'''
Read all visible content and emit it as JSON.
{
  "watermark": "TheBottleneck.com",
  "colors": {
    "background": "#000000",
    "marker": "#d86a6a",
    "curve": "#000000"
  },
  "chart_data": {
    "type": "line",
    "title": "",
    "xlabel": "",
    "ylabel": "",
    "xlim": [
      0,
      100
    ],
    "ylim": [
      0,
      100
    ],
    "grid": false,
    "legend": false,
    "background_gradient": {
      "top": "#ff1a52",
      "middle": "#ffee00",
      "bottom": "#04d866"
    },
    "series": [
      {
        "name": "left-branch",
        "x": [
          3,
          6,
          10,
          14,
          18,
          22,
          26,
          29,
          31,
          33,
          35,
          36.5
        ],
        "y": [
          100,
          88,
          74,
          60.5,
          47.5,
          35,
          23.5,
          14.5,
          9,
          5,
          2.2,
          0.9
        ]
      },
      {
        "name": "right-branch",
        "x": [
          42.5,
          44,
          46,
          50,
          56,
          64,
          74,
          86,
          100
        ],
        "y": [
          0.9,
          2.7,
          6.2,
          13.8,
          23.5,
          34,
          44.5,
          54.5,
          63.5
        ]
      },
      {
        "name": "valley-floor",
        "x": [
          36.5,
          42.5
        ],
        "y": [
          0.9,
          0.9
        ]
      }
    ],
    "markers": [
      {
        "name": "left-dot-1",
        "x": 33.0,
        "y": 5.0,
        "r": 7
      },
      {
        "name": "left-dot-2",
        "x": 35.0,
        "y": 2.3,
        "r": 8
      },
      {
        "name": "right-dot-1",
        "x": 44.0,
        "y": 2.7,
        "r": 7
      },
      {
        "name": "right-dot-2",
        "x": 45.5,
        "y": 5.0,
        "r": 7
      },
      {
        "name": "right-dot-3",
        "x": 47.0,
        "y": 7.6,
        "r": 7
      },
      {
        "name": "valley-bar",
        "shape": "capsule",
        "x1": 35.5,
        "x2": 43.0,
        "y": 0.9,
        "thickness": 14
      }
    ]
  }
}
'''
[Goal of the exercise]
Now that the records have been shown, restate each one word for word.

[Exercise solution]
Read all visible content and emit it as JSON.
{
  "watermark": "TheBottleneck.com",
  "colors": {
    "background": "#000000",
    "marker": "#d86a6a",
    "curve": "#000000"
  },
  "chart_data": {
    "type": "line",
    "title": "",
    "xlabel": "",
    "ylabel": "",
    "xlim": [
      0,
      100
    ],
    "ylim": [
      0,
      100
    ],
    "grid": false,
    "legend": false,
    "background_gradient": {
      "top": "#ff1a52",
      "middle": "#ffee00",
      "bottom": "#04d866"
    },
    "series": [
      {
        "name": "left-branch",
        "x": [
          3,
          6,
          10,
          14,
          18,
          22,
          26,
          29,
          31,
          33,
          35,
          36.5
        ],
        "y": [
          100,
          88,
          74,
          60.5,
          47.5,
          35,
          23.5,
          14.5,
          9,
          5,
          2.2,
          0.9
        ]
      },
      {
        "name": "right-branch",
        "x": [
          42.5,
          44,
          46,
          50,
          56,
          64,
          74,
          86,
          100
        ],
        "y": [
          0.9,
          2.7,
          6.2,
          13.8,
          23.5,
          34,
          44.5,
          54.5,
          63.5
        ]
      },
      {
        "name": "valley-floor",
        "x": [
          36.5,
          42.5
        ],
        "y": [
          0.9,
          0.9
        ]
      }
    ],
    "markers": [
      {
        "name": "left-dot-1",
        "x": 33.0,
        "y": 5.0,
        "r": 7
      },
      {
        "name": "left-dot-2",
        "x": 35.0,
        "y": 2.3,
        "r": 8
      },
      {
        "name": "right-dot-1",
        "x": 44.0,
        "y": 2.7,
        "r": 7
      },
      {
        "name": "right-dot-2",
        "x": 45.5,
        "y": 5.0,
        "r": 7
      },
      {
        "name": "right-dot-3",
        "x": 47.0,
        "y": 7.6,
        "r": 7
      },
      {
        "name": "valley-bar",
        "shape": "capsule",
        "x1": 35.5,
        "x2": 43.0,
        "y": 0.9,
        "thickness": 14
      }
    ]
  }
}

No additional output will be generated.